-- EXERCISE DETAILS --
Set every entry down again, unchanged, picture-free.

-- RECORDS SHOWN --
◆ ◆ ◆ ◆ ◆ ◆ ◆

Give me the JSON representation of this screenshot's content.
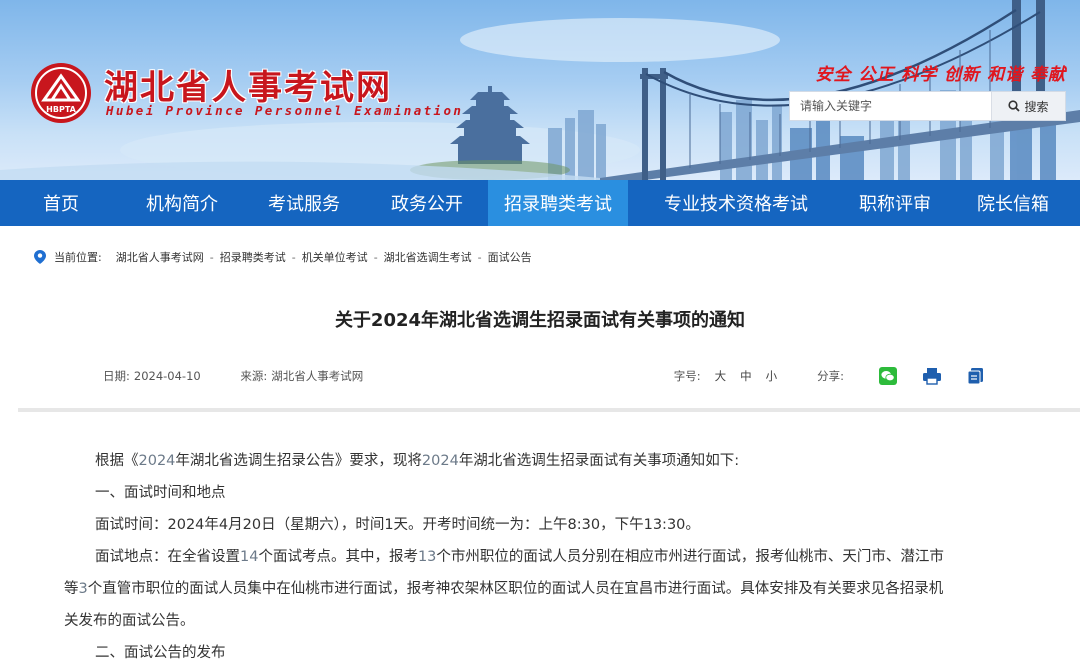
{
  "header": {
    "logo_text": "HBPTA",
    "site_title": "湖北省人事考试网",
    "site_subtitle": "Hubei Province Personnel Examination",
    "slogan": "安全 公正 科学 创新 和谐 奉献",
    "search": {
      "placeholder": "请输入关键字",
      "button_label": "搜索"
    }
  },
  "nav": {
    "items": [
      {
        "label": "首页",
        "active": false
      },
      {
        "label": "机构简介",
        "active": false
      },
      {
        "label": "考试服务",
        "active": false
      },
      {
        "label": "政务公开",
        "active": false
      },
      {
        "label": "招录聘类考试",
        "active": true
      },
      {
        "label": "专业技术资格考试",
        "active": false
      },
      {
        "label": "职称评审",
        "active": false
      },
      {
        "label": "院长信箱",
        "active": false
      }
    ]
  },
  "breadcrumb": {
    "prefix": "当前位置:",
    "items": [
      "湖北省人事考试网",
      "招录聘类考试",
      "机关单位考试",
      "湖北省选调生考试",
      "面试公告"
    ],
    "separator": "-"
  },
  "article": {
    "title": "关于2024年湖北省选调生招录面试有关事项的通知",
    "date_label": "日期:",
    "date": "2024-04-10",
    "source_label": "来源:",
    "source": "湖北省人事考试网",
    "font_size_label": "字号:",
    "font_sizes": [
      "大",
      "中",
      "小"
    ],
    "share_label": "分享:",
    "share_icons": [
      "wechat-icon",
      "print-icon",
      "copy-icon"
    ],
    "paragraphs": {
      "p1_a": "根据《",
      "p1_b": "2024",
      "p1_c": "年湖北省选调生招录公告》要求，现将",
      "p1_d": "2024",
      "p1_e": "年湖北省选调生招录面试有关事项通知如下:",
      "h1": "一、面试时间和地点",
      "p2": "面试时间：2024年4月20日（星期六），时间1天。开考时间统一为：上午8:30，下午13:30。",
      "p3_a": "面试地点：在全省设置",
      "p3_b": "14",
      "p3_c": "个面试考点。其中，报考",
      "p3_d": "13",
      "p3_e": "个市州职位的面试人员分别在相应市州进行面试，报考仙桃市、天门市、潜江市",
      "p3_f": "等",
      "p3_g": "3",
      "p3_h": "个直管市职位的面试人员集中在仙桃市进行面试，报考神农架林区职位的面试人员在宜昌市进行面试。具体安排及有关要求见各招录机",
      "p3_i": "关发布的面试公告。",
      "h2": "二、面试公告的发布"
    }
  },
  "colors": {
    "nav_bg": "#1565c0",
    "nav_active": "#2a8fe0",
    "brand_red": "#c8161d",
    "highlight_number": "#6c7a89"
  }
}
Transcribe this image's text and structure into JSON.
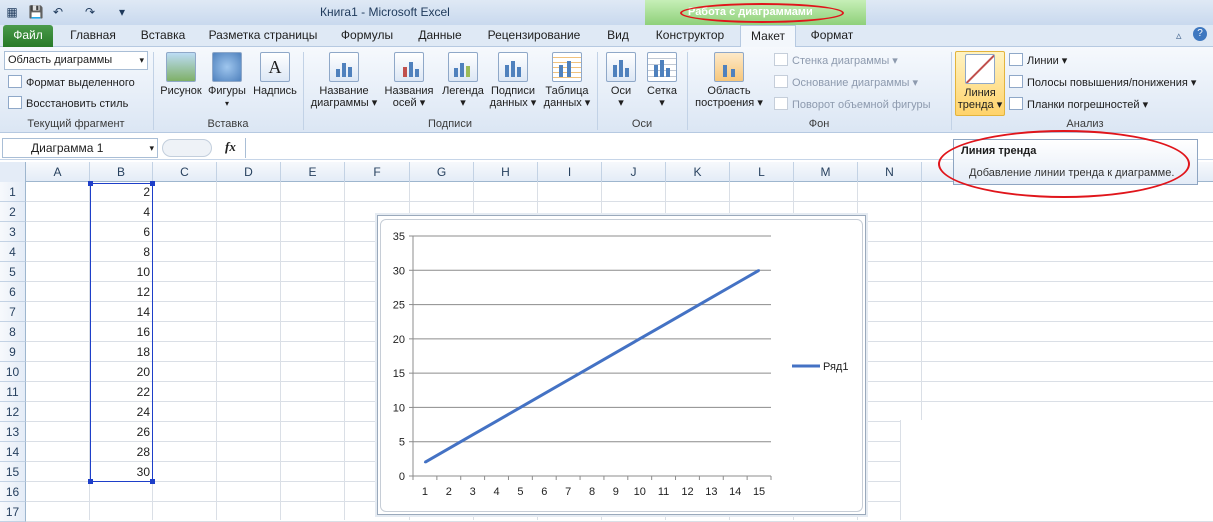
{
  "window": {
    "title": "Книга1  -  Microsoft Excel",
    "context_title": "Работа с диаграммами"
  },
  "tabs": [
    {
      "label": "Файл"
    },
    {
      "label": "Главная"
    },
    {
      "label": "Вставка"
    },
    {
      "label": "Разметка страницы"
    },
    {
      "label": "Формулы"
    },
    {
      "label": "Данные"
    },
    {
      "label": "Рецензирование"
    },
    {
      "label": "Вид"
    },
    {
      "label": "Конструктор"
    },
    {
      "label": "Макет",
      "active": true
    },
    {
      "label": "Формат"
    }
  ],
  "ribbon": {
    "current": {
      "selector_value": "Область диаграммы",
      "format_selection": "Формат выделенного",
      "reset_style": "Восстановить стиль",
      "label": "Текущий фрагмент"
    },
    "insert": {
      "picture": "Рисунок",
      "shapes": "Фигуры",
      "textbox": "Надпись",
      "label": "Вставка"
    },
    "labels": {
      "chart_title_1": "Название",
      "chart_title_2": "диаграммы",
      "axis_titles_1": "Названия",
      "axis_titles_2": "осей",
      "legend": "Легенда",
      "data_labels_1": "Подписи",
      "data_labels_2": "данных",
      "data_table_1": "Таблица",
      "data_table_2": "данных",
      "label": "Подписи"
    },
    "axes": {
      "axes": "Оси",
      "gridlines": "Сетка",
      "label": "Оси"
    },
    "background": {
      "plot_area_1": "Область",
      "plot_area_2": "построения",
      "chart_wall": "Стенка диаграммы",
      "chart_floor": "Основание диаграммы",
      "rotation": "Поворот объемной фигуры",
      "label": "Фон"
    },
    "analysis": {
      "trendline_1": "Линия",
      "trendline_2": "тренда",
      "lines": "Линии",
      "updown_bars": "Полосы повышения/понижения",
      "error_bars": "Планки погрешностей",
      "label": "Анализ"
    }
  },
  "formula_bar": {
    "name_box": "Диаграмма 1",
    "fx": "fx",
    "value": ""
  },
  "grid": {
    "columns": [
      "A",
      "B",
      "C",
      "D",
      "E",
      "F",
      "G",
      "H",
      "I",
      "J",
      "K",
      "L",
      "M",
      "N"
    ],
    "rows": [
      "1",
      "2",
      "3",
      "4",
      "5",
      "6",
      "7",
      "8",
      "9",
      "10",
      "11",
      "12",
      "13",
      "14",
      "15",
      "16",
      "17"
    ],
    "column_b_values": [
      "2",
      "4",
      "6",
      "8",
      "10",
      "12",
      "14",
      "16",
      "18",
      "20",
      "22",
      "24",
      "26",
      "28",
      "30"
    ]
  },
  "tooltip": {
    "title": "Линия тренда",
    "description": "Добавление линии тренда к диаграмме."
  },
  "chart_data": {
    "type": "line",
    "x": [
      1,
      2,
      3,
      4,
      5,
      6,
      7,
      8,
      9,
      10,
      11,
      12,
      13,
      14,
      15
    ],
    "series": [
      {
        "name": "Ряд1",
        "values": [
          2,
          4,
          6,
          8,
          10,
          12,
          14,
          16,
          18,
          20,
          22,
          24,
          26,
          28,
          30
        ],
        "color": "#4472c4"
      }
    ],
    "ylim": [
      0,
      35
    ],
    "yticks": [
      "0",
      "5",
      "10",
      "15",
      "20",
      "25",
      "30",
      "35"
    ],
    "xticks": [
      "1",
      "2",
      "3",
      "4",
      "5",
      "6",
      "7",
      "8",
      "9",
      "10",
      "11",
      "12",
      "13",
      "14",
      "15"
    ],
    "grid": true,
    "legend": "right"
  },
  "colors": {
    "accent": "#2b579a",
    "file_tab": "#2a7d2a",
    "context": "#8fd07a",
    "annotation": "#e0151b",
    "selection": "#1e3fc9"
  }
}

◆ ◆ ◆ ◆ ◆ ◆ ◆

-- WRITTEN RESPONSE --
Give me the JSON representation of this screenshot's content.
{
  "header": {
    "logo_text": "HBPTA",
    "site_title": "湖北省人事考试网",
    "site_subtitle": "Hubei Province Personnel Examination",
    "slogan": "安全 公正 科学 创新 和谐 奉献",
    "search": {
      "placeholder": "请输入关键字",
      "button_label": "搜索"
    }
  },
  "nav": {
    "items": [
      {
        "label": "首页",
        "active": false
      },
      {
        "label": "机构简介",
        "active": false
      },
      {
        "label": "考试服务",
        "active": false
      },
      {
        "label": "政务公开",
        "active": false
      },
      {
        "label": "招录聘类考试",
        "active": true
      },
      {
        "label": "专业技术资格考试",
        "active": false
      },
      {
        "label": "职称评审",
        "active": false
      },
      {
        "label": "院长信箱",
        "active": false
      }
    ]
  },
  "breadcrumb": {
    "prefix": "当前位置:",
    "items": [
      "湖北省人事考试网",
      "招录聘类考试",
      "机关单位考试",
      "湖北省选调生考试",
      "面试公告"
    ],
    "separator": "-"
  },
  "article": {
    "title": "关于2024年湖北省选调生招录面试有关事项的通知",
    "date_label": "日期:",
    "date": "2024-04-10",
    "source_label": "来源:",
    "source": "湖北省人事考试网",
    "font_size_label": "字号:",
    "font_sizes": [
      "大",
      "中",
      "小"
    ],
    "share_label": "分享:",
    "share_icons": [
      "wechat-icon",
      "print-icon",
      "copy-icon"
    ],
    "paragraphs": {
      "p1_a": "根据《",
      "p1_b": "2024",
      "p1_c": "年湖北省选调生招录公告》要求，现将",
      "p1_d": "2024",
      "p1_e": "年湖北省选调生招录面试有关事项通知如下:",
      "h1": "一、面试时间和地点",
      "p2": "面试时间：2024年4月20日（星期六），时间1天。开考时间统一为：上午8:30，下午13:30。",
      "p3_a": "面试地点：在全省设置",
      "p3_b": "14",
      "p3_c": "个面试考点。其中，报考",
      "p3_d": "13",
      "p3_e": "个市州职位的面试人员分别在相应市州进行面试，报考仙桃市、天门市、潜江市",
      "p3_f": "等",
      "p3_g": "3",
      "p3_h": "个直管市职位的面试人员集中在仙桃市进行面试，报考神农架林区职位的面试人员在宜昌市进行面试。具体安排及有关要求见各招录机",
      "p3_i": "关发布的面试公告。",
      "h2": "二、面试公告的发布"
    }
  },
  "colors": {
    "nav_bg": "#1565c0",
    "nav_active": "#2a8fe0",
    "brand_red": "#c8161d",
    "highlight_number": "#6c7a89"
  }
}
Transcribe this image's text and structure into JSON.
{
  "window": {
    "title": "Книга1  -  Microsoft Excel",
    "context_title": "Работа с диаграммами"
  },
  "tabs": [
    {
      "label": "Файл"
    },
    {
      "label": "Главная"
    },
    {
      "label": "Вставка"
    },
    {
      "label": "Разметка страницы"
    },
    {
      "label": "Формулы"
    },
    {
      "label": "Данные"
    },
    {
      "label": "Рецензирование"
    },
    {
      "label": "Вид"
    },
    {
      "label": "Конструктор"
    },
    {
      "label": "Макет",
      "active": true
    },
    {
      "label": "Формат"
    }
  ],
  "ribbon": {
    "current": {
      "selector_value": "Область диаграммы",
      "format_selection": "Формат выделенного",
      "reset_style": "Восстановить стиль",
      "label": "Текущий фрагмент"
    },
    "insert": {
      "picture": "Рисунок",
      "shapes": "Фигуры",
      "textbox": "Надпись",
      "label": "Вставка"
    },
    "labels": {
      "chart_title_1": "Название",
      "chart_title_2": "диаграммы",
      "axis_titles_1": "Названия",
      "axis_titles_2": "осей",
      "legend": "Легенда",
      "data_labels_1": "Подписи",
      "data_labels_2": "данных",
      "data_table_1": "Таблица",
      "data_table_2": "данных",
      "label": "Подписи"
    },
    "axes": {
      "axes": "Оси",
      "gridlines": "Сетка",
      "label": "Оси"
    },
    "background": {
      "plot_area_1": "Область",
      "plot_area_2": "построения",
      "chart_wall": "Стенка диаграммы",
      "chart_floor": "Основание диаграммы",
      "rotation": "Поворот объемной фигуры",
      "label": "Фон"
    },
    "analysis": {
      "trendline_1": "Линия",
      "trendline_2": "тренда",
      "lines": "Линии",
      "updown_bars": "Полосы повышения/понижения",
      "error_bars": "Планки погрешностей",
      "label": "Анализ"
    }
  },
  "formula_bar": {
    "name_box": "Диаграмма 1",
    "fx": "fx",
    "value": ""
  },
  "grid": {
    "columns": [
      "A",
      "B",
      "C",
      "D",
      "E",
      "F",
      "G",
      "H",
      "I",
      "J",
      "K",
      "L",
      "M",
      "N"
    ],
    "rows": [
      "1",
      "2",
      "3",
      "4",
      "5",
      "6",
      "7",
      "8",
      "9",
      "10",
      "11",
      "12",
      "13",
      "14",
      "15",
      "16",
      "17"
    ],
    "column_b_values": [
      "2",
      "4",
      "6",
      "8",
      "10",
      "12",
      "14",
      "16",
      "18",
      "20",
      "22",
      "24",
      "26",
      "28",
      "30"
    ]
  },
  "tooltip": {
    "title": "Линия тренда",
    "description": "Добавление линии тренда к диаграмме."
  },
  "chart_data": {
    "type": "line",
    "x": [
      1,
      2,
      3,
      4,
      5,
      6,
      7,
      8,
      9,
      10,
      11,
      12,
      13,
      14,
      15
    ],
    "series": [
      {
        "name": "Ряд1",
        "values": [
          2,
          4,
          6,
          8,
          10,
          12,
          14,
          16,
          18,
          20,
          22,
          24,
          26,
          28,
          30
        ],
        "color": "#4472c4"
      }
    ],
    "ylim": [
      0,
      35
    ],
    "yticks": [
      "0",
      "5",
      "10",
      "15",
      "20",
      "25",
      "30",
      "35"
    ],
    "xticks": [
      "1",
      "2",
      "3",
      "4",
      "5",
      "6",
      "7",
      "8",
      "9",
      "10",
      "11",
      "12",
      "13",
      "14",
      "15"
    ],
    "grid": true,
    "legend": "right"
  },
  "colors": {
    "accent": "#2b579a",
    "file_tab": "#2a7d2a",
    "context": "#8fd07a",
    "annotation": "#e0151b",
    "selection": "#1e3fc9"
  }
}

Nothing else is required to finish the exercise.